“The splendid weather at harvest allowed us pick at leisure,” explained Johannes Selbach from Zeltingen, “but the extremes of the grape material we brought in will make for a most unusual vintage, with both must weights and acidities being extremely high.” Volume, though, is down by as much as 50%.
Like many of his colleagues, the quality of the vintage was, when he finished on the 3rd of November, better than anything he could ever have imagined a month early. Given the high acidities, though, “it will be a better year for off-dry and sweeter wines,” which are in any case what this region does best; “and there will be some magnificent noble late harvest Rieslings,” adds Egon Müller from Wiltingen, whose Scharzhofberg vineyard fared well in the unusual weather.
Although here again comparisons with 1996 or 1990 are common, in particular because of the brisk acidites, neither of those vintages has such a wealth of pure botrytis. “This vintage will be unique,” continued Dr. Manfred Prüm of Joh. Jos. Prüm in Wehlen, “we have the must weight and noble rot of a great vintage and the acidities of a poor one. I have never seen that before.”
The 2010 vintage wines will be less full-bodied than those of previous years, characterized by crisp fruit and vitalizing freshness. As this is a style generally appreciated more by wine lovers than the general public, consumers will have to choose carefully among the wines on offer and, given the short crop, be prepared to pay a bit more for the finer bottles.

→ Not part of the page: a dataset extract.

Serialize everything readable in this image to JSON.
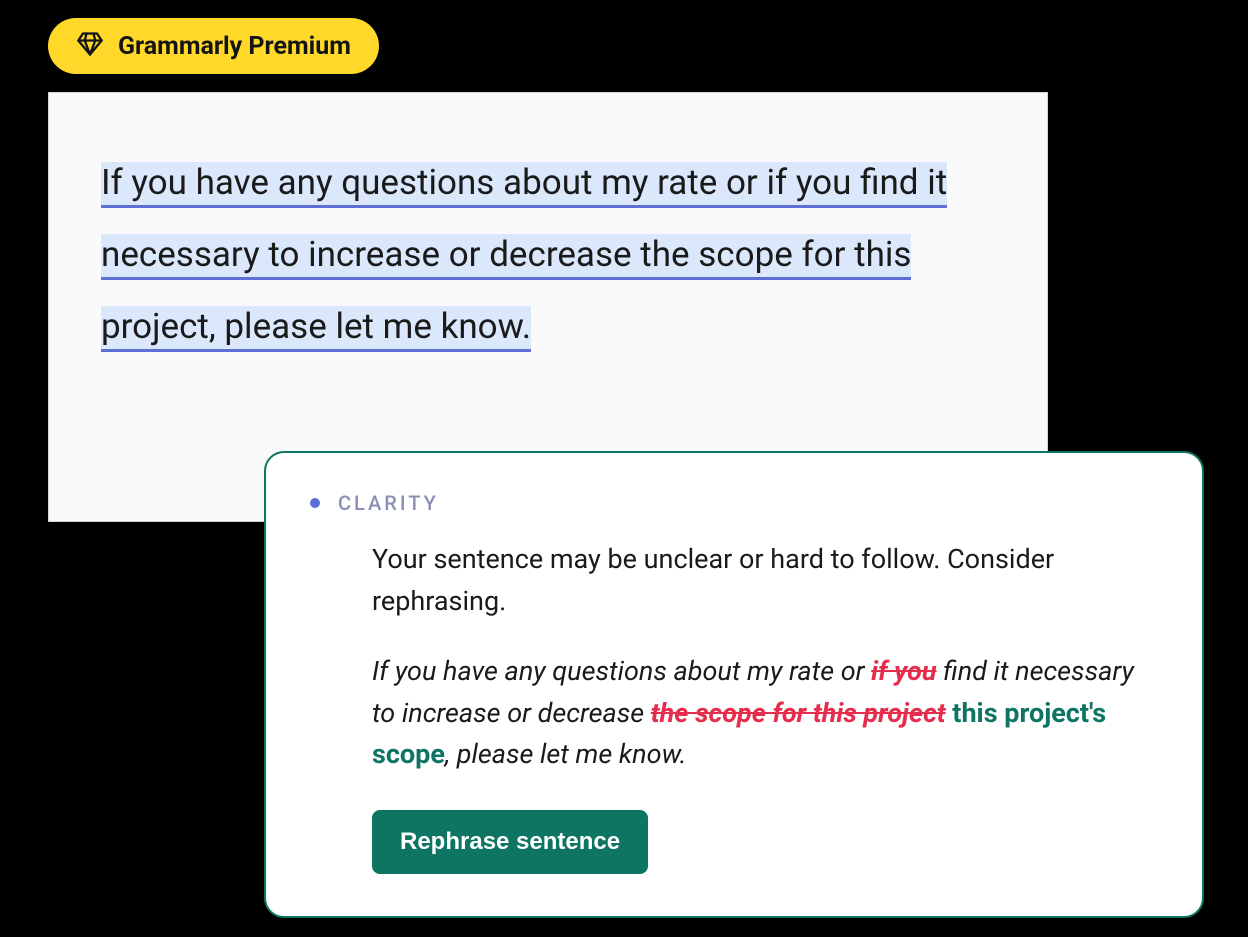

Joel B. Payne, an American expat living in Europe since 1979 was thrice Germany's best sommelier. Beyond a long career as wine buyer, consultant and managing director of two large import companies, he has been active as a wine journalist for 25 years.. A regular contributor to several leading international and German wine magazines , he is best known for being the editor of the German Wine Guide, which has appeared annually for the past 17 years. A founding member of the Grand Jury Européen, he has also been the president of the international circle of wine writers, FIJEV.